> _WORK REQUIRED_:
Filter the material below down to the lines with the word "付款方式" and give those lines.
SOURCE MATERIAL Start Marker
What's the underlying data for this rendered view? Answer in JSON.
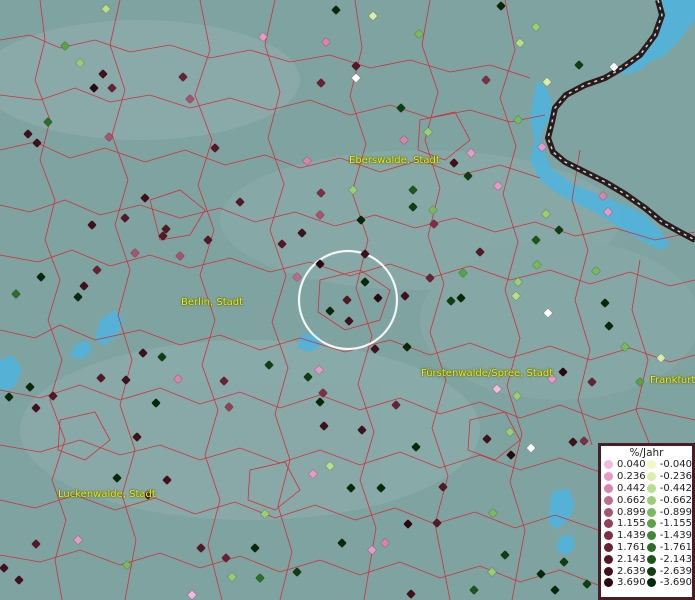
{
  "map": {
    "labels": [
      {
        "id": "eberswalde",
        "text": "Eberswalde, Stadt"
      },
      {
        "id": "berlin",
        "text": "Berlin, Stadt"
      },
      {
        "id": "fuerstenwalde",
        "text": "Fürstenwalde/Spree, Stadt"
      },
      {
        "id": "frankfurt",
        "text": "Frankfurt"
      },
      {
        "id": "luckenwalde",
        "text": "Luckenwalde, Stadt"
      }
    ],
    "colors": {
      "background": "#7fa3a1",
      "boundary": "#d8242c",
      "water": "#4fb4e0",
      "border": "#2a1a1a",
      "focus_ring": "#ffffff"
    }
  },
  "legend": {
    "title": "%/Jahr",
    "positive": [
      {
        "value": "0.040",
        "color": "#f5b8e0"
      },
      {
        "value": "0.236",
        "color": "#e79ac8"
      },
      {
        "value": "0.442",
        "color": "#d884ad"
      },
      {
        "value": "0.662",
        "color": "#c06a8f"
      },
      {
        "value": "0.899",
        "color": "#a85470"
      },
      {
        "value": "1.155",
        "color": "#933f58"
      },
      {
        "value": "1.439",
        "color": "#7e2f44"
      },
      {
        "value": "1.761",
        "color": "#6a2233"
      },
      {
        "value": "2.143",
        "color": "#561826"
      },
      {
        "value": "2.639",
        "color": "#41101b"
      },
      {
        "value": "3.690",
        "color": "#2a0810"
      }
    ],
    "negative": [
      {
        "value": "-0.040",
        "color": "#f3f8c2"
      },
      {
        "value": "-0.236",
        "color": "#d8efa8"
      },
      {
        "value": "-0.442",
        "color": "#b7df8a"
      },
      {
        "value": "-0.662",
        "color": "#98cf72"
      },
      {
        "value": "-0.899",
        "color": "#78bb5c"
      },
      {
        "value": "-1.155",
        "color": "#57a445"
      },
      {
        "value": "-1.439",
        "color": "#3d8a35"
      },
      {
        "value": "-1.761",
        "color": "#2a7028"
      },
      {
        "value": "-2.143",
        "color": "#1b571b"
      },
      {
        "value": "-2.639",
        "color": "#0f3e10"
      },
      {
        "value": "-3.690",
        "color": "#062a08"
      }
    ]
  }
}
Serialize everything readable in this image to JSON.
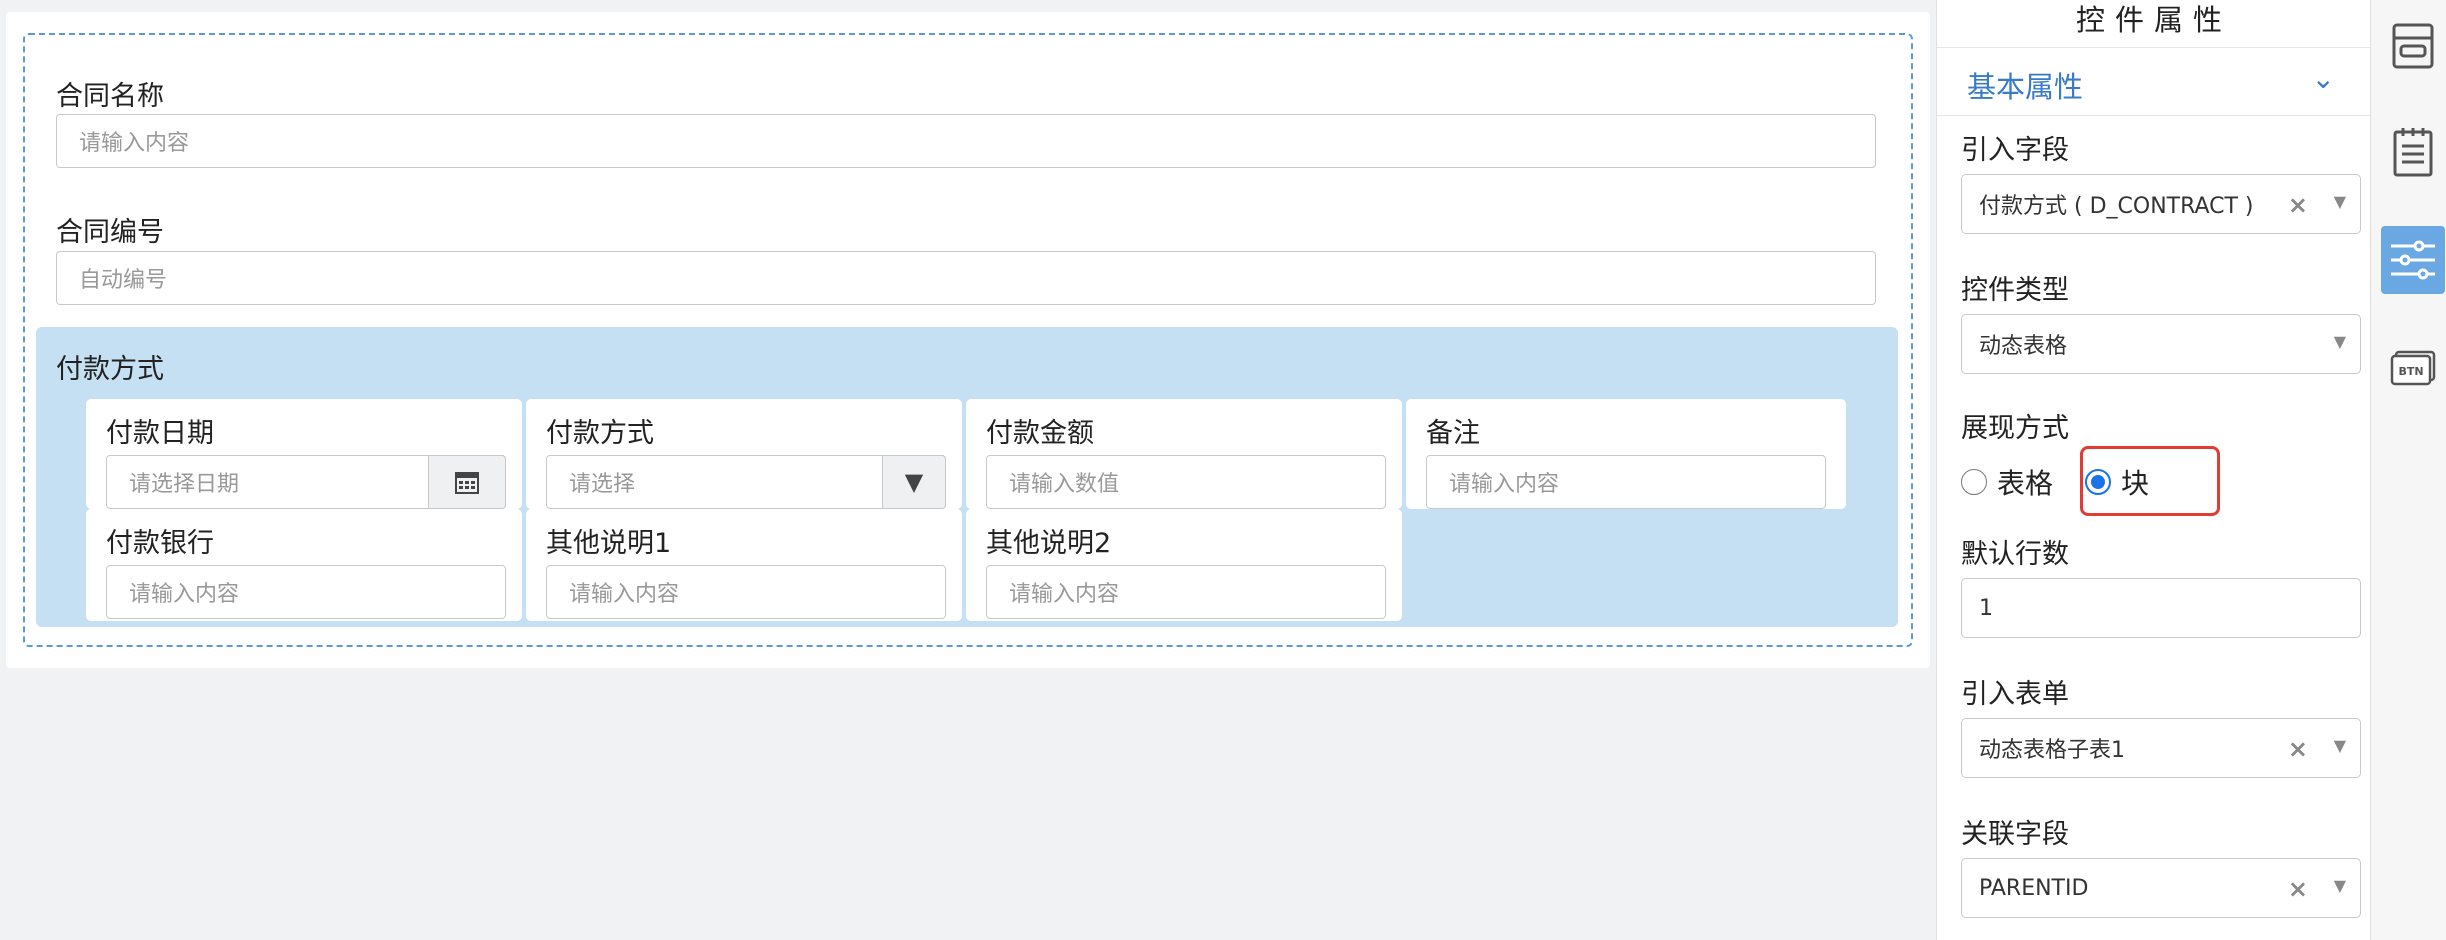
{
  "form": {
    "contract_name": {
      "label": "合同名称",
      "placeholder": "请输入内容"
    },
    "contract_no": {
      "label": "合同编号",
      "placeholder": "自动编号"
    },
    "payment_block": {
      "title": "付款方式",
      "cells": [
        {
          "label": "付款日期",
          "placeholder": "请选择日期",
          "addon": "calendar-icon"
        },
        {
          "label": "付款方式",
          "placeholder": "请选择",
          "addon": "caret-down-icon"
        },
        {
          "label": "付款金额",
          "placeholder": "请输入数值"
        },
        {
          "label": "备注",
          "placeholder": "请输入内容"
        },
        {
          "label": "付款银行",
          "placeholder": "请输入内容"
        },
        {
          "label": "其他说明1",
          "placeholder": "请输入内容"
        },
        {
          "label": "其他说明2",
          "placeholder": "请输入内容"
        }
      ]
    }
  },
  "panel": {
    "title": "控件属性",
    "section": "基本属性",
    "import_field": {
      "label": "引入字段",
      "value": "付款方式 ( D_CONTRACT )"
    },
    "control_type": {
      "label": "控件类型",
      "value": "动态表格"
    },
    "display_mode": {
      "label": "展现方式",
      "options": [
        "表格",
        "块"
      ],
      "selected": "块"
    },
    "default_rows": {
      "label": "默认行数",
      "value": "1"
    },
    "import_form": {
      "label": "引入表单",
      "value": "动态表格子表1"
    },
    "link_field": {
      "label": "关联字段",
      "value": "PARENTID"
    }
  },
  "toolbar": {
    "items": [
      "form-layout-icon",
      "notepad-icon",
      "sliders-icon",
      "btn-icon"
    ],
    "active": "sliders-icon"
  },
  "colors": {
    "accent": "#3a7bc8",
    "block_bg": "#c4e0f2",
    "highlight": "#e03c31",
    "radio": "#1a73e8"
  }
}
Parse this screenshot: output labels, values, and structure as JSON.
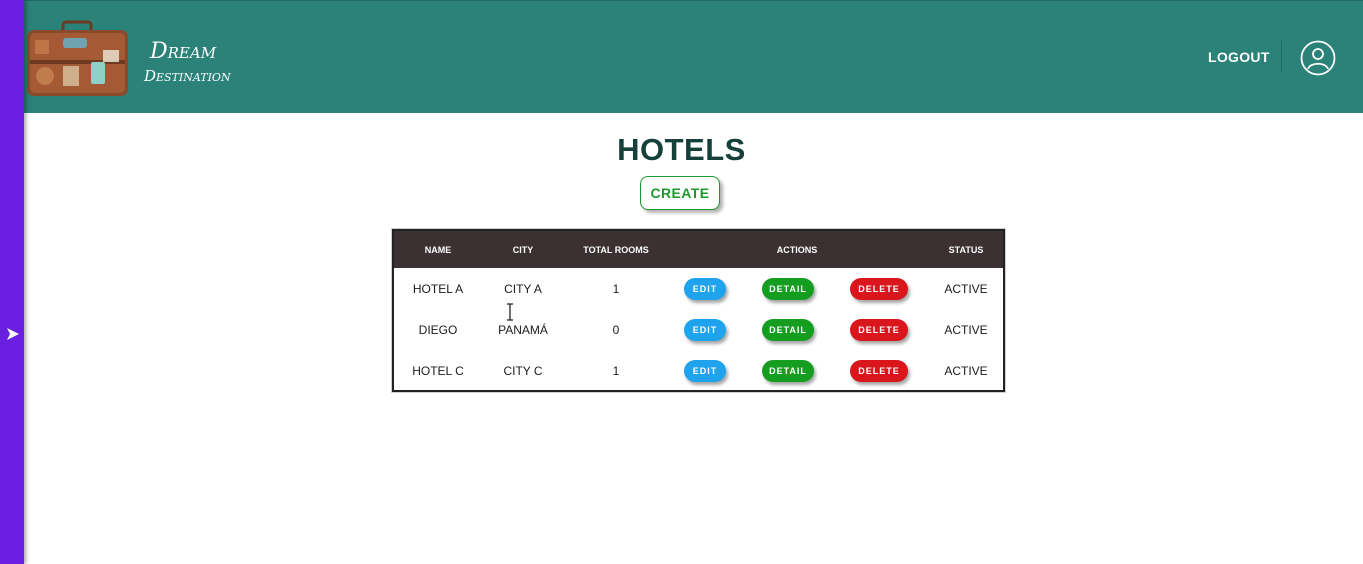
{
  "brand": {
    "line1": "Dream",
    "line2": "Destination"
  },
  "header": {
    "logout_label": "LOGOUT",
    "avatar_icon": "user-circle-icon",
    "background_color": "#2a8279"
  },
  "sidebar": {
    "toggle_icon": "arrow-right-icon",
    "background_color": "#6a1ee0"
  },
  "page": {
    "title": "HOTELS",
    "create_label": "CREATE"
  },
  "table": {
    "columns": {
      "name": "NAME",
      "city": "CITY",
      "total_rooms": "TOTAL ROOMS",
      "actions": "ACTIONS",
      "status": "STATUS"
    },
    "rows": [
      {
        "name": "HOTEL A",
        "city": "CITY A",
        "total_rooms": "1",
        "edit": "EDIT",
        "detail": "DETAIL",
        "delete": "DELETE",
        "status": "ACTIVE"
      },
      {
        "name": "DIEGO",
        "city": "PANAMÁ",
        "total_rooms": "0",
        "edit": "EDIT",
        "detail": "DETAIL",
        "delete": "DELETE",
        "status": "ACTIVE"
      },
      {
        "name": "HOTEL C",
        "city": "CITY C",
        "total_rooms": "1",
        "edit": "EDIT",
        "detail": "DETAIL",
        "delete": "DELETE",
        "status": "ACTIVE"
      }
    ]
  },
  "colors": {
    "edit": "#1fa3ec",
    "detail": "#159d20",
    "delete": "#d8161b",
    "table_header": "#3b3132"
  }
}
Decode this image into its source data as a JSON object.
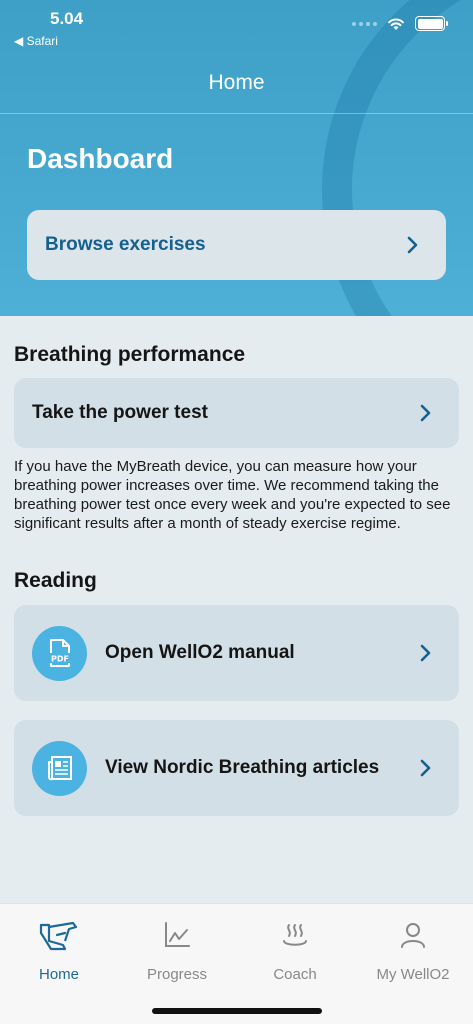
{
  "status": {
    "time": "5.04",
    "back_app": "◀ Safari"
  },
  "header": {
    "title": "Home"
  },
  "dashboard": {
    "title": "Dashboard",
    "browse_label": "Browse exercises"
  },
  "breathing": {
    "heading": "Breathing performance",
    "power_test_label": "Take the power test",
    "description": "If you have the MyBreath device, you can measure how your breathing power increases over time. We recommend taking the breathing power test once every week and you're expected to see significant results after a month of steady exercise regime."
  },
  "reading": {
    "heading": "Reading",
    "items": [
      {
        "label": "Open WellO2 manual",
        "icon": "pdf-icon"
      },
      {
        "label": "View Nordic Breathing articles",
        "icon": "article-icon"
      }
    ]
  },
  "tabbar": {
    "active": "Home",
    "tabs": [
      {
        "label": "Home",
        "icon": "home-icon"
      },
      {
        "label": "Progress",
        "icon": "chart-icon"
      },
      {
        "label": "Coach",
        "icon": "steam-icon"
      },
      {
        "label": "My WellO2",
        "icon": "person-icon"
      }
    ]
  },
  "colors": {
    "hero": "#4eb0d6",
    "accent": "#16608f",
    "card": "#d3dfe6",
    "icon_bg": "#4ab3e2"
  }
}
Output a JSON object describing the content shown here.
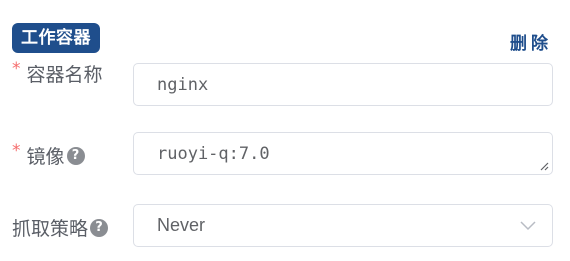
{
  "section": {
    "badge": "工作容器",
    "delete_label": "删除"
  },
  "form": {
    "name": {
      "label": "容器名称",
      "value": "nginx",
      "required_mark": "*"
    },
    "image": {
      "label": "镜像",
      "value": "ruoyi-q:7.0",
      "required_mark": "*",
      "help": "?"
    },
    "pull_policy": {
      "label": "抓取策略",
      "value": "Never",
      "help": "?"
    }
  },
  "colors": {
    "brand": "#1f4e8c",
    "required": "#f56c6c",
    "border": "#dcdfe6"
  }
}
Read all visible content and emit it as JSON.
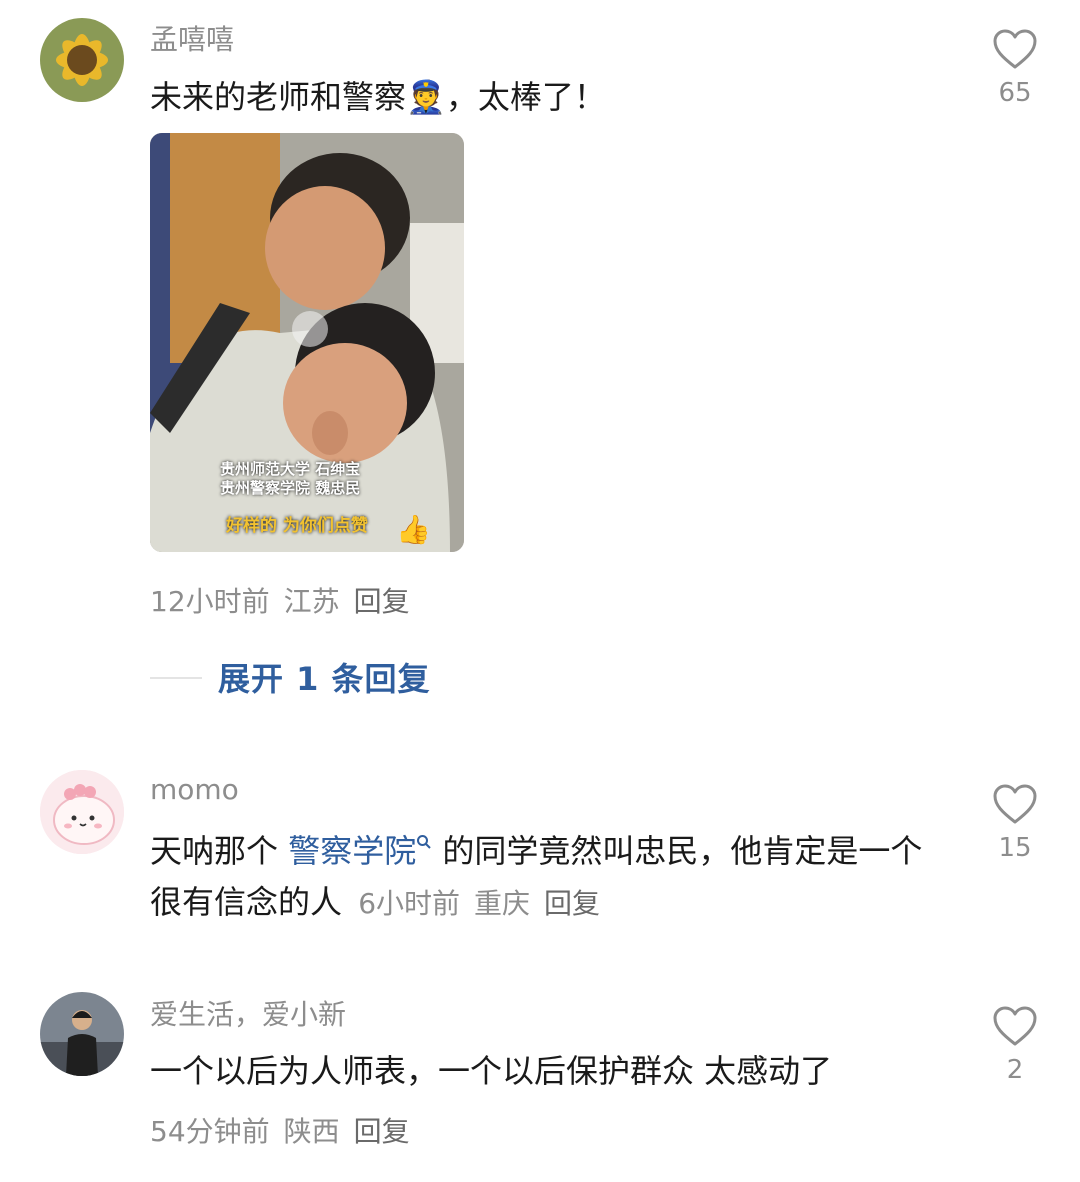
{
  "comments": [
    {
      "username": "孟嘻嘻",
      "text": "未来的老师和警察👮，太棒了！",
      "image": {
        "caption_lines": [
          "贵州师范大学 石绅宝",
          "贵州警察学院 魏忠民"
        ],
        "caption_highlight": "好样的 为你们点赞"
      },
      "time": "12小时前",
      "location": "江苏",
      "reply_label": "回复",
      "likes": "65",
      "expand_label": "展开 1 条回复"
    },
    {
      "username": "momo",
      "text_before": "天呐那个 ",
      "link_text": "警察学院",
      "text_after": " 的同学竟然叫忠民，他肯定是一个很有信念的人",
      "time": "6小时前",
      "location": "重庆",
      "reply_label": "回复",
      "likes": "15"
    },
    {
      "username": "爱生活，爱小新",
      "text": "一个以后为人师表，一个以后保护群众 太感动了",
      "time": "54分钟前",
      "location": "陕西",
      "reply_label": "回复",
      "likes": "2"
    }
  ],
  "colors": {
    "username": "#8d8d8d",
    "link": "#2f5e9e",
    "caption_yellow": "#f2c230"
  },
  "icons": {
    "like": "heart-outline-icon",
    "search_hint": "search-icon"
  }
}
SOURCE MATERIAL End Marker
> _OUTPUT OF THE TASK_:
      "title": "付款方式",
          "label": "付款方式",
      "value": "付款方式 ( D_CONTRACT )"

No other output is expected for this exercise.